== DATA TO USE ==
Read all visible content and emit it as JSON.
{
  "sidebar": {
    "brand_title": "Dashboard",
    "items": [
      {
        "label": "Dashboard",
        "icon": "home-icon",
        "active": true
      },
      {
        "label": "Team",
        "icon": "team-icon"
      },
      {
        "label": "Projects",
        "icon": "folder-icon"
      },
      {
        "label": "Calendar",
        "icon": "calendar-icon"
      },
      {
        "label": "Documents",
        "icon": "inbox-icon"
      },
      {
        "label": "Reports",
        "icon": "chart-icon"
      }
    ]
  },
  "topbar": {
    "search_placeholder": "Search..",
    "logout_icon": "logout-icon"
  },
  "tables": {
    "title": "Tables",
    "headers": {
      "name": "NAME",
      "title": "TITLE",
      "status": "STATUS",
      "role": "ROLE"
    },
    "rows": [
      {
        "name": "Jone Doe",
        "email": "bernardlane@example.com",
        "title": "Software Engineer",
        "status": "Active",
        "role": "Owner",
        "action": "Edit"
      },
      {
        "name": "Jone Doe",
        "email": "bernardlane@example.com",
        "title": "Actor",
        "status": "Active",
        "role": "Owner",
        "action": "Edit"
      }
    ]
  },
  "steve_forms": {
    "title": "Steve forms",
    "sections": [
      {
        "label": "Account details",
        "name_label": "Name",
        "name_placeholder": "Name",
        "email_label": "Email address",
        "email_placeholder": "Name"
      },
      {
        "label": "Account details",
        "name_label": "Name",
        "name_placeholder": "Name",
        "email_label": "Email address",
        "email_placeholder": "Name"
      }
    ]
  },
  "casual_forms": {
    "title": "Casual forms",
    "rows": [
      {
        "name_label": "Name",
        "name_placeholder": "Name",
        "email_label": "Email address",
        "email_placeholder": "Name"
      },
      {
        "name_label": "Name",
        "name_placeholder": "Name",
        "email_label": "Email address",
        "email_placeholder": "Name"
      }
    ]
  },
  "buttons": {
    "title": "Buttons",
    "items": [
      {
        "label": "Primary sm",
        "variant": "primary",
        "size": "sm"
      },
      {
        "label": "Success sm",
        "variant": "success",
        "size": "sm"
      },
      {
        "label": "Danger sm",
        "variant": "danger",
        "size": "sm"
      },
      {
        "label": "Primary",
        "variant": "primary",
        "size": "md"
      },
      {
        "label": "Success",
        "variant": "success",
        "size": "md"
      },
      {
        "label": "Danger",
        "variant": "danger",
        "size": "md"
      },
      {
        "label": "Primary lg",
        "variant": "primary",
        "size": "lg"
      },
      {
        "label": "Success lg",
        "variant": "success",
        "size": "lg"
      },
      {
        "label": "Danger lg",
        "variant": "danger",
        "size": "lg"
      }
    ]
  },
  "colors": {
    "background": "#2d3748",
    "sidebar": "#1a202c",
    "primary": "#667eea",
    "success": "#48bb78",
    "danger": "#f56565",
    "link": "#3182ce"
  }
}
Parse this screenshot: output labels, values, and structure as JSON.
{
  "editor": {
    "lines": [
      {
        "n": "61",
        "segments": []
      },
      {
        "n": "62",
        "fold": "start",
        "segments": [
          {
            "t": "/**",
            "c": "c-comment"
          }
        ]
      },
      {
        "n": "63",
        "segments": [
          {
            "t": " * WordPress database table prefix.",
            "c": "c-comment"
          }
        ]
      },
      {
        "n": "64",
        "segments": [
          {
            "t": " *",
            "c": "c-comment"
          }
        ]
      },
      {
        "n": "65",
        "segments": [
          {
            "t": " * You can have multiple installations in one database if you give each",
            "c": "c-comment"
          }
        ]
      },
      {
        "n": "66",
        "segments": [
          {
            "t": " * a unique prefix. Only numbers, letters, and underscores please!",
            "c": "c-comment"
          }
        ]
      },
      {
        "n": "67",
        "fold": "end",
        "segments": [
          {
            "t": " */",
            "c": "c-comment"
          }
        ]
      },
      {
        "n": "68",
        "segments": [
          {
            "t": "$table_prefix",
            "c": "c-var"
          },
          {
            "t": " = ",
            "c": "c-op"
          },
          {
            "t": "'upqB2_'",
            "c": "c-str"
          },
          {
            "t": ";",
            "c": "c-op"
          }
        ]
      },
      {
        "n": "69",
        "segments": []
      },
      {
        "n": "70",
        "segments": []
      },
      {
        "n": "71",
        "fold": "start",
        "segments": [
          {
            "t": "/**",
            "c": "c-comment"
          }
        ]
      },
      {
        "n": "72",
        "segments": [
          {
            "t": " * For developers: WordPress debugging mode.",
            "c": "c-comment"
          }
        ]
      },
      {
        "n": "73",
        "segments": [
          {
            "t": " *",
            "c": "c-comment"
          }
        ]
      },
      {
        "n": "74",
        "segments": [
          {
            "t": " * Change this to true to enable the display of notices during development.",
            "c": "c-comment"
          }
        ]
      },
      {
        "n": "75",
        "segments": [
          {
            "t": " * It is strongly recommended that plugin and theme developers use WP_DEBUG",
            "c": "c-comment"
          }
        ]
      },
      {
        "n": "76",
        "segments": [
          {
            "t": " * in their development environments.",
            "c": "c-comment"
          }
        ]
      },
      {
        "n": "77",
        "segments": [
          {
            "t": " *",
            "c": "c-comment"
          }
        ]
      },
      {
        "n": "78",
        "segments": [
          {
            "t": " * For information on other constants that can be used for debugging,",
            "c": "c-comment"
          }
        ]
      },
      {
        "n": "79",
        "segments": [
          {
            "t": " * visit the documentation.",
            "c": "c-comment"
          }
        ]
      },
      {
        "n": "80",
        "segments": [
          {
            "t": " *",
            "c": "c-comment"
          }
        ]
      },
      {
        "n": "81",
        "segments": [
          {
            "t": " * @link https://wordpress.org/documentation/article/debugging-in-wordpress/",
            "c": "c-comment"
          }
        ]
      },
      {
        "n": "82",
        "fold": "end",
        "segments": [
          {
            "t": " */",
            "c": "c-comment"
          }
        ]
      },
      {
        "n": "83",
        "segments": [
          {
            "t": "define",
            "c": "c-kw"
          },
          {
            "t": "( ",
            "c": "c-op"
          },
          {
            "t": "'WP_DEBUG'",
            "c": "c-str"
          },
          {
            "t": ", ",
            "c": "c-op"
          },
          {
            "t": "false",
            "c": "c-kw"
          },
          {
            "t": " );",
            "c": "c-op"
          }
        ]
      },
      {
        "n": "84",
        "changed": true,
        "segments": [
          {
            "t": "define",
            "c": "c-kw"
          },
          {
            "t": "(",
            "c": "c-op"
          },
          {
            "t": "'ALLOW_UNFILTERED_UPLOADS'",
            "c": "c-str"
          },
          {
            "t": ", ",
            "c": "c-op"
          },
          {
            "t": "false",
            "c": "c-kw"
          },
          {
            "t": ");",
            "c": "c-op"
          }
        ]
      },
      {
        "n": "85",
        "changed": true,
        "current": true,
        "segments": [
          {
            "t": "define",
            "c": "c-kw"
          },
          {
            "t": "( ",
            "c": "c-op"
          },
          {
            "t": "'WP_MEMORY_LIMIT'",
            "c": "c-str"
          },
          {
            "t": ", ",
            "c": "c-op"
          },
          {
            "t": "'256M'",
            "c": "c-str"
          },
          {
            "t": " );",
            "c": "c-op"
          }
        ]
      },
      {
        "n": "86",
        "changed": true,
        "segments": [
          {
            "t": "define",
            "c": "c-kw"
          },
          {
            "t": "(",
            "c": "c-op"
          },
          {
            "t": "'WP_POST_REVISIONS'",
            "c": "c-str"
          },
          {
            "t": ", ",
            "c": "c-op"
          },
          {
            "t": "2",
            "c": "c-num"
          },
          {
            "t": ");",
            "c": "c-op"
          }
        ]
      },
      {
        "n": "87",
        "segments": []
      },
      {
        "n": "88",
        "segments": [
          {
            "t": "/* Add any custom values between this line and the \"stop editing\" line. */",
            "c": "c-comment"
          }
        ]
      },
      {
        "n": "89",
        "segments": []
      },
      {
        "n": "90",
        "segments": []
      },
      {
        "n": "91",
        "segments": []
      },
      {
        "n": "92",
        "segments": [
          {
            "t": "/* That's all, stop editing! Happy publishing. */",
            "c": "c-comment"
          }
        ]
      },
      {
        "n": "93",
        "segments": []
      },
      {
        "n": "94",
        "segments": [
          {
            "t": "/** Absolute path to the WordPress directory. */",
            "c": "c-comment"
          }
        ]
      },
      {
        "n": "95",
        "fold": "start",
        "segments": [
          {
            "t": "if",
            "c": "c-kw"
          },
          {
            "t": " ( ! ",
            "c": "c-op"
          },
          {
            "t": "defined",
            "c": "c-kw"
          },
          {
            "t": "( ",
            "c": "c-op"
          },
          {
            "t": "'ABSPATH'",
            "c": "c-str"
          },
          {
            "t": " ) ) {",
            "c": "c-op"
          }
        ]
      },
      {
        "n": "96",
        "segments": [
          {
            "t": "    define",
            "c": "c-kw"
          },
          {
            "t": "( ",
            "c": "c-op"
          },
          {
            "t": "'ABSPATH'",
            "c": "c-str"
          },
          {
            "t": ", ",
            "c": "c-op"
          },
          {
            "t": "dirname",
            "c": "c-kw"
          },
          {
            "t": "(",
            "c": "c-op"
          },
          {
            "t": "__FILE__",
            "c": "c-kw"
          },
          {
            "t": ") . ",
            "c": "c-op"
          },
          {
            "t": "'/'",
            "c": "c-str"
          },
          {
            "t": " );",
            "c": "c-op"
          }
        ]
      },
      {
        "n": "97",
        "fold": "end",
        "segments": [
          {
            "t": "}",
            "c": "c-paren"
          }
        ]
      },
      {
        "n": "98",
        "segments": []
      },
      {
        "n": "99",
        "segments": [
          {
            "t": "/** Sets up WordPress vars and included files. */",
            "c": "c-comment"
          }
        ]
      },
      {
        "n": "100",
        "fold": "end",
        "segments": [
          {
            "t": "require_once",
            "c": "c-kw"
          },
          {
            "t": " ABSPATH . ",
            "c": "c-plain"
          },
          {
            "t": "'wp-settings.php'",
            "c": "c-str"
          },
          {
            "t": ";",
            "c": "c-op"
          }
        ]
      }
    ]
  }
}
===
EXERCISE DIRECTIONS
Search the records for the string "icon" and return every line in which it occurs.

EXERCISE OUTPUT
        "icon": "home-icon",
        "icon": "team-icon"
        "icon": "folder-icon"
        "icon": "calendar-icon"
        "icon": "inbox-icon"
        "icon": "chart-icon"
    "logout_icon": "logout-icon"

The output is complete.